Q: How does one establish a LPA?
Kevin: Firstly, one should first understand the two different types of LPA:
Type 1: You (the donor) wish to grant your donee(s) general powers to make decisions on your behalf, whether it is regarding your personal affairs and/or the distribution of property, should you lose your basic cognitive functions.
Type 2: You (the donor) wish to grant your donee specific or customised authorities. In this case, you will need to engage a lawyer to assist you in drafting the LPA.
The process of setting up an LPA is, otherwise, rather straightforward. At the Office of the Public Guardian (OPG), you can appoint your trusted persons once you have reviewed the details of the LPA and have verified your particulars. After which, you visit the certificate issuer and make payment upon the submission of the LPA form.
Q: On the topic of a trust fund, how can one best approach its setup and trustee selection?
Kevin: A trust is, in a nutshell, a legal arrangement that grants an appointed gatekeeper (the trustee) administrative power to manage your assets in the best interests of your intended beneficiaries. Typically, people utilise trusts to safeguard the interests of beneficiaries who are minors, and protect your assets from creditors or divorce proceedings. Given that assets in a trust are not categorised as personal property, a probate is not required and as such, disputes can be avoided.
There is, however, a caveat to trusts – they come with a hefty price tag. The setup alone can set you back anywhere from a few thousand dollars to even tens of thousands of dollars, not to mention the annual maintenance fees.
If you have intended to set up a trust, the next thing to consider is your selection of trustee(s), who can be an individual or a professional trust company. If you prefer an individual, it is advisable to have a contingent trustee in the event the primary trustee cannot fulfill the duties for whatever reasons. It is important to discuss with the trustee(s) and ensure your wishes are clearly communicated, understood, and documented.
Before you set up a trust, find out more on how to achieve financial fitness in your life.
Q: How can one properly safeguard their family’s well-being in the case of unforeseen circumstances?
Kevin: Just like investing, you always want to start early. That few hours or days that you commit to legacy and estate planning will translate to years and even decades of care and comfort for you and your family.
It is imperative that you regularly update your existing legacy plan to align with your beneficiaries’ as well as your own evolving needs. Advancements in medical treatments and changes in your financial situation may also necessitate a thorough review of your legal arrangements.
Setting up your Lasting Power of Attorney (LPA): The Office of the Public Guardian
Legacy planning processes: mylegacy@LifeSG
Quick access to over 100 digital government services: LifeSG app
Save more with SAFRA! Enjoy special deals and discounts on dining, shopping, entertainment, travel, fitness and more from over 1,500 merchant outlets islandwide. Sign up or renew your SAFRA membership for three years at the price of 1 year ($43.20 inclusive of GST)! Plus, get your spouse and children on board to enjoy the same privileges too – 1st dependent pays $5.40/year, and it’s free for the 2nd dependent onwards. Visit safra.sg/savemore for more details.
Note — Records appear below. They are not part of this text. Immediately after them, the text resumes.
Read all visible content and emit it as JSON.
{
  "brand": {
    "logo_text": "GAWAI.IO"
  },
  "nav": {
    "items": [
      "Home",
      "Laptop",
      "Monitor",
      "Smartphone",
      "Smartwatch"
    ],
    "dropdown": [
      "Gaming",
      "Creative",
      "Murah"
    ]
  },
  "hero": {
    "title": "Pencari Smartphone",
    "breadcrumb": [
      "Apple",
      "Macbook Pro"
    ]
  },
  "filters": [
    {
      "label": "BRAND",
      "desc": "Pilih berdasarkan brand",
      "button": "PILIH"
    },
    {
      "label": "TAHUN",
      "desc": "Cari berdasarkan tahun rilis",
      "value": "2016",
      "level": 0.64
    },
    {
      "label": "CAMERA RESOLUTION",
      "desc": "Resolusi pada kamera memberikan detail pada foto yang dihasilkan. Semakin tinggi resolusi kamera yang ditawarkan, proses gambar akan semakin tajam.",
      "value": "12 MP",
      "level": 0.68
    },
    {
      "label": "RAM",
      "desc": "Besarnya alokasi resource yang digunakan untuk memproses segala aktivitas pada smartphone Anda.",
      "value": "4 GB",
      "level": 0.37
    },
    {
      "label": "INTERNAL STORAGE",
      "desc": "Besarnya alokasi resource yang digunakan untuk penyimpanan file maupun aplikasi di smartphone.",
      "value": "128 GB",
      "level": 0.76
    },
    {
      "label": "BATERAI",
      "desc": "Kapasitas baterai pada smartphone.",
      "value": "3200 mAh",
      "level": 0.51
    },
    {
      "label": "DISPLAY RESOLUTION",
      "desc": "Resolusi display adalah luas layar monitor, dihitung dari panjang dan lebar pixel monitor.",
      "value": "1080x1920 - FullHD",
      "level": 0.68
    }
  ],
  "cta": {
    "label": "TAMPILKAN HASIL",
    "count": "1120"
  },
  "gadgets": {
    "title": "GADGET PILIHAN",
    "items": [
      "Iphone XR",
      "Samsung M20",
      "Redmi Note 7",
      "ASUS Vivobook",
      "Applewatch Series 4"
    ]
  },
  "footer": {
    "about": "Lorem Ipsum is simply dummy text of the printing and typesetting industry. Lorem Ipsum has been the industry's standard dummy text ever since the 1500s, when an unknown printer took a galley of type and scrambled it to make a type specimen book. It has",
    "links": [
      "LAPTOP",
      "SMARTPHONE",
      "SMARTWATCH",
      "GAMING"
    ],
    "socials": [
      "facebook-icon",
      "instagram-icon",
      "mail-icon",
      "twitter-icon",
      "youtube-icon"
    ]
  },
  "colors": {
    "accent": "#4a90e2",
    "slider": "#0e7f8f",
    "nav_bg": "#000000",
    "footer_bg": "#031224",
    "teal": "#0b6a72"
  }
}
Want more articles like this, and other lifestyle content right in your inbox? Download the new SAFRA mobile app and opt in for the eNSman Newsletter – you don’t need to be a SAFRA member to subscribe – and never miss another story!